But it’s Yi-seok who really concerns me, because this guy is a loose cannon if ever there was one. He’s such a bundle of contradictions, it’s hard to know where to look with him, and none of his facets seem to be entirely healthy. It’s fascinating how he seeks the limelight (writing a book, going on talk shows) while simultaneously shying away from it by downplaying all of his accomplishments. And that tendency seems to be strongly ingrained and not just a fake-humble act, because he even did it with Yeon-woo at dinner, choosing to give her a gift rather than speak his feelings in words. But most confusing is how caring and insightful and warm he was with the suicidal woman on the roof, yet in his office with his regular patients, he appeared to have zero patience or tolerance for, or even any interest in, their needs. Who is the real Yi-seok, and what’s going on with him? Is he just burned out, or is he actually seriously mentally ill?
I’ll be honest, I didn’t initially think I was going to like this show, but the more I think about it and consider the characters with all their foibles and quirks, the more I find myself looking forward to finding out more. I have a feeling we’ve only barely touched the surface of what’s going on with these people, and I can’t wait to dive in and see what’s underneath.

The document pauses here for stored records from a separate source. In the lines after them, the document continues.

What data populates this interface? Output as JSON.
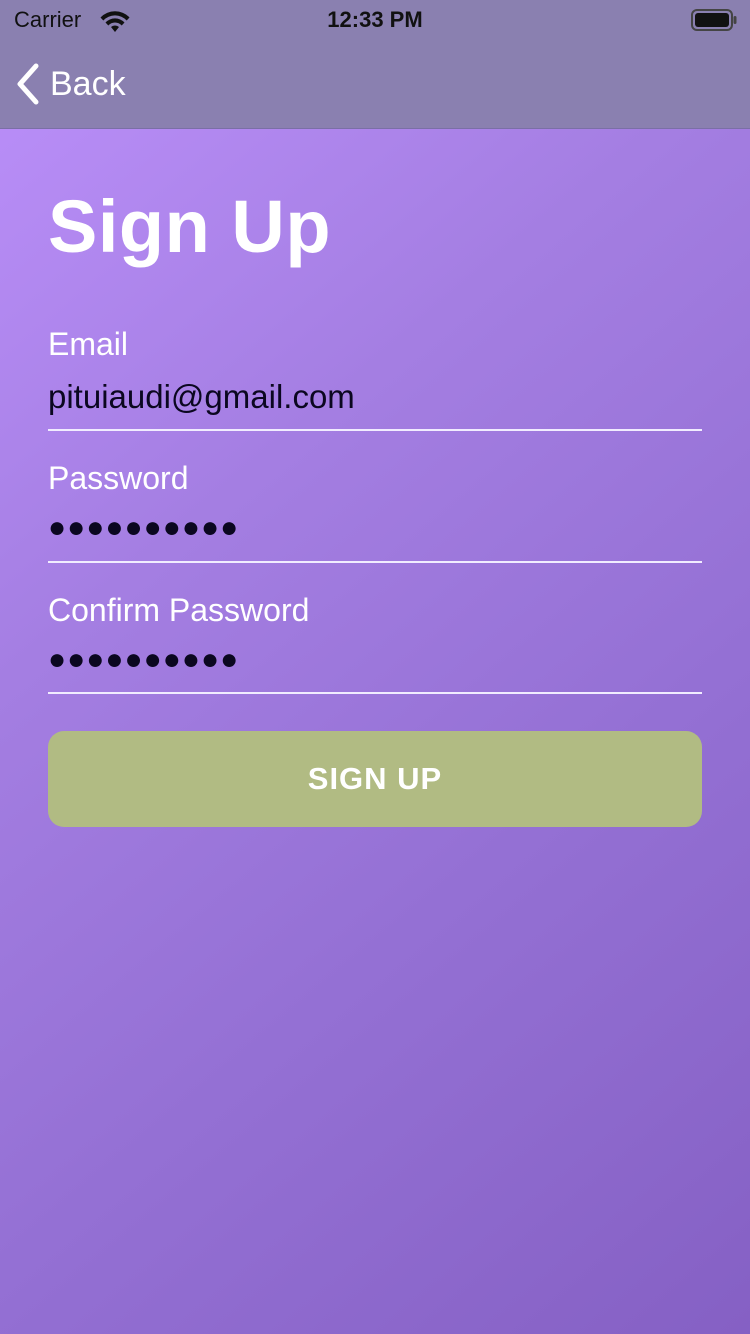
{
  "status_bar": {
    "carrier": "Carrier",
    "time": "12:33 PM"
  },
  "nav": {
    "back_label": "Back"
  },
  "page": {
    "title": "Sign Up"
  },
  "form": {
    "email": {
      "label": "Email",
      "value": "pituiaudi@gmail.com"
    },
    "password": {
      "label": "Password",
      "masked_value": "●●●●●●●●●●"
    },
    "confirm_password": {
      "label": "Confirm Password",
      "masked_value": "●●●●●●●●●●"
    },
    "submit_label": "SIGN UP"
  },
  "colors": {
    "background_gradient_start": "#bc90fb",
    "background_gradient_end": "#8560c4",
    "nav_bar": "#8a80b0",
    "button": "#b1bb83",
    "text_light": "#ffffff",
    "input_text": "#0b0720"
  },
  "icons": {
    "wifi": "wifi-icon",
    "battery": "battery-icon",
    "back": "chevron-left-icon"
  }
}
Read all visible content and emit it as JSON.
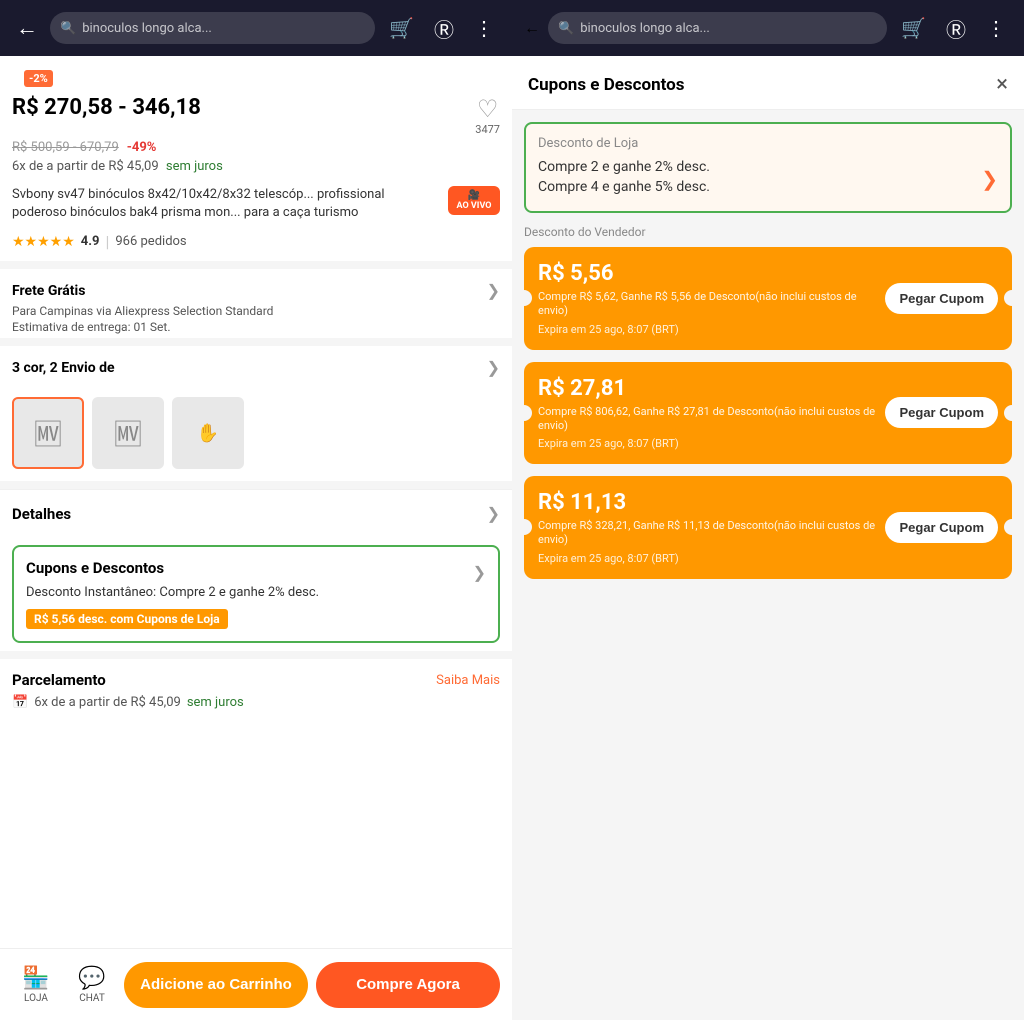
{
  "left": {
    "nav": {
      "search_placeholder": "binoculos longo alca..."
    },
    "discount_badge": "-2%",
    "price": {
      "range": "R$ 270,58 - 346,18",
      "old_range": "R$ 500,59 - 670,79",
      "discount_pct": "-49%",
      "installments": "6x de a partir de R$ 45,09",
      "sem_juros": "sem juros",
      "wishlist_count": "3477"
    },
    "product": {
      "title": "Svbony sv47 binóculos 8x42/10x42/8x32 telescóp... profissional poderoso binóculos bak4 prisma mon... para a caça turismo",
      "ao_vivo": "AO VIVO",
      "rating": "4.9",
      "orders": "966 pedidos"
    },
    "shipping": {
      "title": "Frete Grátis",
      "to": "Para Campinas via Aliexpress Selection Standard",
      "estimate": "Estimativa de entrega: 01 Set."
    },
    "variants": {
      "label": "3 cor, 2 Envio de"
    },
    "detalhes": {
      "label": "Detalhes"
    },
    "cupons": {
      "label": "Cupons e Descontos",
      "desc": "Desconto Instantâneo: Compre 2 e ganhe 2% desc.",
      "badge": "R$ 5,56 desc. com Cupons de Loja"
    },
    "parcelamento": {
      "label": "Parcelamento",
      "saiba_mais": "Saiba Mais",
      "sub": "6x de a partir de R$ 45,09",
      "sem_juros": "sem juros"
    },
    "bottom": {
      "loja_label": "LOJA",
      "chat_label": "CHAT",
      "add_btn": "Adicione ao Carrinho",
      "buy_btn": "Compre Agora"
    }
  },
  "right": {
    "nav": {
      "search_placeholder": "binoculos longo alca..."
    },
    "modal": {
      "title": "Cupons e Descontos",
      "close": "×",
      "loja_section": {
        "header": "Desconto de Loja",
        "deal1": "Compre 2 e ganhe 2% desc.",
        "deal2": "Compre 4 e ganhe 5% desc."
      },
      "vendedor_label": "Desconto do Vendedor",
      "coupons": [
        {
          "amount": "R$ 5,56",
          "desc": "Compre R$ 5,62, Ganhe R$ 5,56 de\nDesconto(não inclui custos de envio)",
          "expiry": "Expira em 25 ago, 8:07 (BRT)",
          "btn_label": "Pegar Cupom"
        },
        {
          "amount": "R$ 27,81",
          "desc": "Compre R$ 806,62, Ganhe R$ 27,81 de\nDesconto(não inclui custos de envio)",
          "expiry": "Expira em 25 ago, 8:07 (BRT)",
          "btn_label": "Pegar Cupom"
        },
        {
          "amount": "R$ 11,13",
          "desc": "Compre R$ 328,21, Ganhe R$ 11,13 de\nDesconto(não inclui custos de envio)",
          "expiry": "Expira em 25 ago, 8:07 (BRT)",
          "btn_label": "Pegar Cupom"
        }
      ]
    }
  }
}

- Heart to Heart’s blushing romance kicks off this week
- Blushes and belly laughs in Heart to Heart
- News bites: December 6, 2014
- Lee Jae-yoon completes Heart to Heart’s main cast
- Chun Jung-myung offered lead in tvN rom-com Heart to Heart
- Ex-Wonder Girl Ahn So-hee to join tvN drama Heart to Heart
- Choi Kang-hee, Lee Dong-gun as possible love interests for tvN romance
- PD Lee Yoon-jung returns with romantic comedy for tvN